In conclusion, we suggest the authors of the manuscript reconsider the claim that Sternberg's canal is significantly associated with lateral sphenoid CSF leaks. There is overwhelming evidence contradicting this premise, and we feel it should be eliminated from the literature.


This study did not receive any funding or financial support.


The authors have no personal, financial, or institutional interest in any of the drugs, materials, or devices described in this article. Dr Woodworth is a consultant for Cook Medical, Baxter, and Smith and Nephew. Dr Grayson serves on the advisory board for GlaxoSmithKline Plc.


1. Thakur JD, Manzi B, Savardekar AR, Singh MP, Menger R, Nanda A. Commentary: Maximilian Sternberg (1863-1934): the man behind Sternberg's canal and his contribution to the modern-day skull base anatomy and neuroscience—historical vignette. Neurosurgery. 2018;83(3):E120-E124.
2. Aaron G, Doyle J, Vaphiades MS, Riley KO, Woodworth BA. Increased intracranial pressure in spontaneous CSF leak patients is not associated with papilledema. Otolaryngol Head Neck Surg. 2014;151(6):1061-1066.
3. van Gilse PHG. Investigations on the development of the sphenoidal sinus. J Laryngol Otol. 1926;41(3):137-144.
4. Baranano CF, Cure J, Palmer JN, Woodworth BA. Sternberg's canal: fact or fiction?Am J Rhinol Allergy. 2009;23(2):167-171.
5. Illing E, Schlosser RJ, Palmer JN, Cure J, Fox N, Woodworth BA. Spontaneous sphenoid lateral recess cerebrospinal fluid leaks arise from intracranial hypertension, not Sternberg's canal. Int Forum Allergy Rhinol. 2014;4(3):246-250.
6. Teachey W, Grayson J, Cho DY, Riley KO, Woodworth BA. Intervention for elevated intracranial pressure improves success rate after repair of spontaneous cerebrospinal fluid leaks. Laryngoscope. 2017;127(9):2011-2016.
7. McCormick JP, Tilak A, Lampkin HB, et al. An expedited intracranial pressure monitoring protocol following spontaneous CSF leak repair. Laryngoscope. 2021;131(2):E408-E412.
8. Chaaban MR, Illing E, Riley KO, Woodworth BA. Spontaneous cerebrospinal fluid leak repair: a five-year prospective evaluation. Laryngoscope. 2014;124(1):70-75.
9. Chaaban MR, Illing E, Riley KO, Woodworth BA. Acetazolamide for high intracranial pressure cerebrospinal fluid leaks. Int Forum Allergy Rhinol. 2013;3(9):718-721.
10. Woodworth BA, Prince A, Chiu AG, et al. Spontaneous CSF leaks: a paradigm for definitive repair and management of intracranial hypertension. Otolaryngol Head Neck Surg. 2008;138(6):715-720.

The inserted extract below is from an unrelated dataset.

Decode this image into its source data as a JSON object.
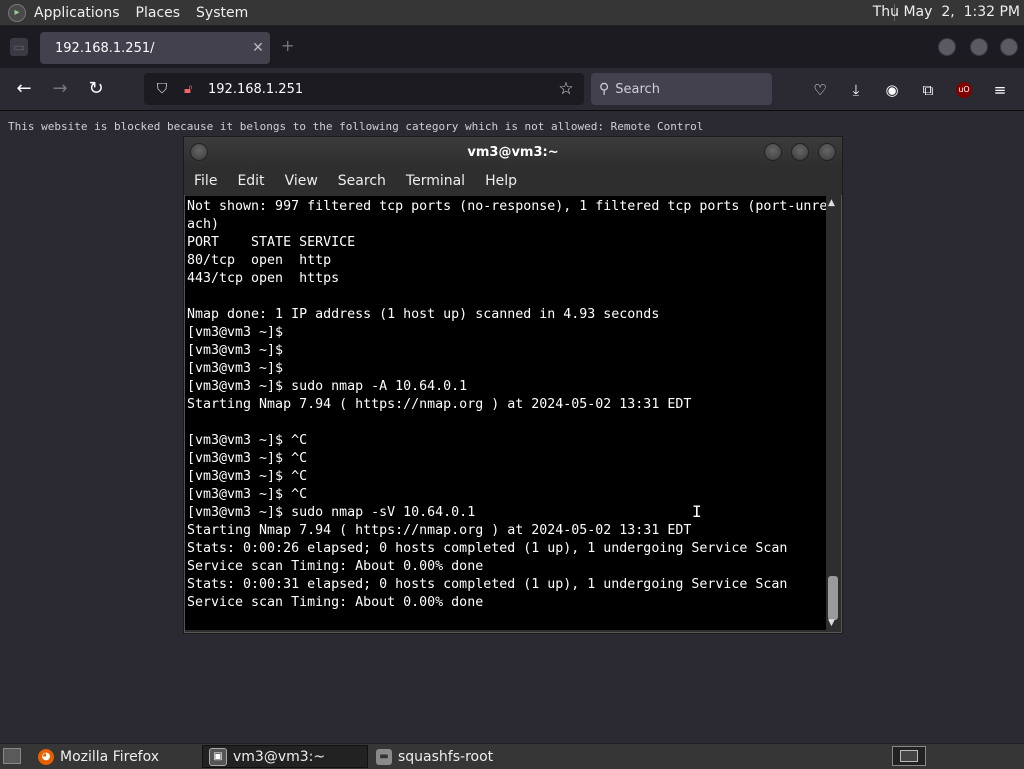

We would like to acknowledge the editors of the Journal of Laryngology and Otology for their assistance in providing Figure for the manuscript from their original article “Investigations on the Development of the Sphenoidal Sinus.”

© Congress of Neurological Surgeons 2021.